Use It Or Lose It!
Atrophy, as described by Wikipedia, “is the partial or complete wasting away of a part of the body. Causes of atrophy include poor nourishment, poor circulation, loss of hormonal support, loss of nerve supply to the target organ, disuse or lack of exercise.”
Whenever you stop using a part of your body, it starts to atrophy. Personally, I am all too familiar with the concept of atrophy because when I was 16, I sustained a severe head injury. My left side was paralysed for multiple weeks, and though the hospital and rehab staffs – in addition to my family – I temporarily lost some use of my limbs. Because of the Grace of God, I was able to recover enough to function in the “normal” world, but every single day, I’m reminded that I did receive a Traumatic Brain Injury, or TBI.
Atrophy can affect not only limbs and organs, but also it can affect the mind. When we read books and magazines which push the limits of our minds, we are making our brains work better. When we sit in front of the television all day watching cartoons, our brains forget what it means to be stretched.

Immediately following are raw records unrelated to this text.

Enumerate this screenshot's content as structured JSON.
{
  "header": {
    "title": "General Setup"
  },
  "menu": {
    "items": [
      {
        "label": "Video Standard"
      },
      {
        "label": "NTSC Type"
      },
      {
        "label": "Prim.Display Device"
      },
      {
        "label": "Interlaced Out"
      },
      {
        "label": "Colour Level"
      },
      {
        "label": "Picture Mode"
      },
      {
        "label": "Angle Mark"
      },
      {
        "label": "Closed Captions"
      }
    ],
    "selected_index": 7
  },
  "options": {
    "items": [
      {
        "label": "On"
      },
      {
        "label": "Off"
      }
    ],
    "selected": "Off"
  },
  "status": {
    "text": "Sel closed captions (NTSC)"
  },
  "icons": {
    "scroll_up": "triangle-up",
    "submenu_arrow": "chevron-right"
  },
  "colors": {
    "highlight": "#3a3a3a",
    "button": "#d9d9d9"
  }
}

Just like with exercise, the more we do it, the healthier and stronger we become. The mind is like our biceps; if the only thing we “lift” with it is a two-pound weight – assuming we are able to do so easily – it will lose the “tone,” and therefore its strength to grasp unfamiliar concepts and ideas will become less – essentially, the mind’s ability to learn is a result of what has already been learned. We have to use it, or we’ll lose it.
The more we do something, the better we become at it. Personally, I’m an English-major in college. Therefore, I know and understand concepts which are completely foreign to, say, an statistics major. The reverse is true: a statistics major, ten years out of college, is more likely to grasp concepts about the growth rate of a certain disease – even if he/she has never studied that disease – than I am. The whole concept is not new to him – even if he’s been asking if you want fries with that for the past ten years.
Does that mean he’s smarter than I am? Does the fact that I can see symbolism and extended metaphors in books and movies mean I’m smarter than someone who does not? Not at all!
With The Emergence of The Relationship Economy,we should all be devouring whatever we can find that talks about it. 2007 was a year of rapid growth in the realms of social networks and online applications. What have you read to prepare yourself for the eminent explosion of “The Relationship Economy?”
My point is that the more we use our minds to learn new things and the more often we “think outside the box,” the smarter we will feel and will soon become.
How ’bout it?
This entry was posted on January 5, 2008 at 7:20 am and is filed under grammar, networking, relationship economy, social networking, social web, The Communications Factors, Web2.0. You can subscribe via RSS 2.0 feed to this post's comments.comment below, or link to this permanent URL from your own site.